▸ Exercise aim: State how many lines of the records contain the string "data". Give the number alone.

---------------

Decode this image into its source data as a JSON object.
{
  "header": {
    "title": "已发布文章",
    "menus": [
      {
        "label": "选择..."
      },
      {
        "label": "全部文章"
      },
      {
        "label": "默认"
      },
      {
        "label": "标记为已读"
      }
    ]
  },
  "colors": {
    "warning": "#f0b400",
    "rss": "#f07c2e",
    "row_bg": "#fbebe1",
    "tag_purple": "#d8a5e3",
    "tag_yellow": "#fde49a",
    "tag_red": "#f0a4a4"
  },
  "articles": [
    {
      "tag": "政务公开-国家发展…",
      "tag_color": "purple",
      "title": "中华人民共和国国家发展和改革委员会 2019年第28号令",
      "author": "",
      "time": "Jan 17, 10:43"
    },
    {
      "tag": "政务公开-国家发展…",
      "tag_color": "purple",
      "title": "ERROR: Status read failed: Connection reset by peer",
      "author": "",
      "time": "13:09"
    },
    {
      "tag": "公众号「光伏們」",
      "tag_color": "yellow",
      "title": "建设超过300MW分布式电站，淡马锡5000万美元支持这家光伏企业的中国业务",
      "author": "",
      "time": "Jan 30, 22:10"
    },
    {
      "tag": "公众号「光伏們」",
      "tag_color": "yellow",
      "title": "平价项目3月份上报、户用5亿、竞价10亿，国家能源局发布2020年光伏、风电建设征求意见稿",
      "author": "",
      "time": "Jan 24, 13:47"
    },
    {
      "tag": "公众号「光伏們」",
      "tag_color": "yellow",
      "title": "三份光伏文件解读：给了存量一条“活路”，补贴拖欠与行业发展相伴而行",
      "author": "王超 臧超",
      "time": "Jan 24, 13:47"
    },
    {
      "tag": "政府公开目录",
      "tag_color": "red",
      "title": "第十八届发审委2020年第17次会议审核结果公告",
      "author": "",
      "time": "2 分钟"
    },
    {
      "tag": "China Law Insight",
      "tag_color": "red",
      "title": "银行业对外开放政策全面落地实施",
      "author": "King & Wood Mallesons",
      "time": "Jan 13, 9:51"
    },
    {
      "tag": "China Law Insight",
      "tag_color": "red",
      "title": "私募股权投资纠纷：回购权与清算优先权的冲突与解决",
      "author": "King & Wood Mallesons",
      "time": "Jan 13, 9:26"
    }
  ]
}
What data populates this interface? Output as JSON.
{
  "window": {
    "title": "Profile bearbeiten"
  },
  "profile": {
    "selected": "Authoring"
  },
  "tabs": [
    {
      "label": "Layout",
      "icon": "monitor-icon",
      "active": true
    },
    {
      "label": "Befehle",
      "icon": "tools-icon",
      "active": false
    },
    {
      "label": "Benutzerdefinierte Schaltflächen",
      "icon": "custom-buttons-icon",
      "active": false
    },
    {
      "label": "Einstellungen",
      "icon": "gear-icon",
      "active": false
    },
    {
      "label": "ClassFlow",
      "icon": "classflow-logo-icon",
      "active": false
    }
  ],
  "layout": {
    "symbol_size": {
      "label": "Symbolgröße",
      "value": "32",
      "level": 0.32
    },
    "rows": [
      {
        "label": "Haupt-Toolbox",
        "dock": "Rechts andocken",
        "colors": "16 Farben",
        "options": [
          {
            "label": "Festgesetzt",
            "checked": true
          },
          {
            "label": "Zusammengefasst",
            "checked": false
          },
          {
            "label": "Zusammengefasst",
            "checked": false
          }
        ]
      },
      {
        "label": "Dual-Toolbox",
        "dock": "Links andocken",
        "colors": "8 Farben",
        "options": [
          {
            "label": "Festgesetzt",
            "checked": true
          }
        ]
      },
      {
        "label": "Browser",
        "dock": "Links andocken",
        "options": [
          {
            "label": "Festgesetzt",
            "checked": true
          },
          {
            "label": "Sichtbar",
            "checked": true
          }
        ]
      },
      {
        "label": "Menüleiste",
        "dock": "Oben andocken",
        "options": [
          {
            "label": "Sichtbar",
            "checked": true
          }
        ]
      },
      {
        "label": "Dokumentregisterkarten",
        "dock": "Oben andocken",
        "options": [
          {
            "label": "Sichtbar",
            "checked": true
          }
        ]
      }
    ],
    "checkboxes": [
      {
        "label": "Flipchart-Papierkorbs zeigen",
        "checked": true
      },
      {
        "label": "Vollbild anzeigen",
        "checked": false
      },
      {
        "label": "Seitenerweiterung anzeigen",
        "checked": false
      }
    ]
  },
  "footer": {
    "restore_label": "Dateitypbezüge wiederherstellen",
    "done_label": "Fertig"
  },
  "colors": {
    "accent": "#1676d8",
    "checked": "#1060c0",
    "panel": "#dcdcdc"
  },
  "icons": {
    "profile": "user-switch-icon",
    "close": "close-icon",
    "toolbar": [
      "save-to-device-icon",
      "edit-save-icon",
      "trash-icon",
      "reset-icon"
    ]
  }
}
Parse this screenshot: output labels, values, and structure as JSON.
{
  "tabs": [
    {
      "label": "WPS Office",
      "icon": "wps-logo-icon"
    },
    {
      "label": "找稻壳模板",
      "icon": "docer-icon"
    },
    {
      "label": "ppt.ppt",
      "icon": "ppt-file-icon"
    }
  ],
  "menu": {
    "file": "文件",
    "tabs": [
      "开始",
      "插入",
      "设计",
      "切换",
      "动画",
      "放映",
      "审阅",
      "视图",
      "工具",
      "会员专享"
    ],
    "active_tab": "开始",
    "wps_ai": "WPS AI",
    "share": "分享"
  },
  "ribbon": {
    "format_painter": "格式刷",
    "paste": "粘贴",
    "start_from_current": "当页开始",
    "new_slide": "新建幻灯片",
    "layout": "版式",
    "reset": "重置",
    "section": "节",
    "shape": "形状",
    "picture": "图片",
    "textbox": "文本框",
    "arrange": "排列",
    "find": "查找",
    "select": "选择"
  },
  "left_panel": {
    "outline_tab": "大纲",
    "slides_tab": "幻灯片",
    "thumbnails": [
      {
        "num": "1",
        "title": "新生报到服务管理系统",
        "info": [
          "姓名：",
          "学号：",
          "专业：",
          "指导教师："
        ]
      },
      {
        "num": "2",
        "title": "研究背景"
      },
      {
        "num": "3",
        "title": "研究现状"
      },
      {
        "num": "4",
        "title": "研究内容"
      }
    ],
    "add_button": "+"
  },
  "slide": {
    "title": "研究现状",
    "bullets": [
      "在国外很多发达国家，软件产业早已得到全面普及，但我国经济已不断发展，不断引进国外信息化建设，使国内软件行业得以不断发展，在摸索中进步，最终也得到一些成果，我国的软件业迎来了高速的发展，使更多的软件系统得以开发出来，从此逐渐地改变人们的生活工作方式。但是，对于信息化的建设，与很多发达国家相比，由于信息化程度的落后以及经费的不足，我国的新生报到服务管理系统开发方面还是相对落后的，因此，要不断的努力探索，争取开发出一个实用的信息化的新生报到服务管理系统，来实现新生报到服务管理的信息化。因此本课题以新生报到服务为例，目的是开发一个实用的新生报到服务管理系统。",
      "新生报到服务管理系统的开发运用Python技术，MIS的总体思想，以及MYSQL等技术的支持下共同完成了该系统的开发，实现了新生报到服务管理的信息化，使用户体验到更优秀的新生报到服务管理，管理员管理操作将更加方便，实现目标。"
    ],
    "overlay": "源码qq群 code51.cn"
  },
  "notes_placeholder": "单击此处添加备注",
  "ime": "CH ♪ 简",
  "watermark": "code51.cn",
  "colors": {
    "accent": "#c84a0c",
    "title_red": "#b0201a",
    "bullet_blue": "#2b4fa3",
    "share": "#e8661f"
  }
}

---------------

▸ Task output: 2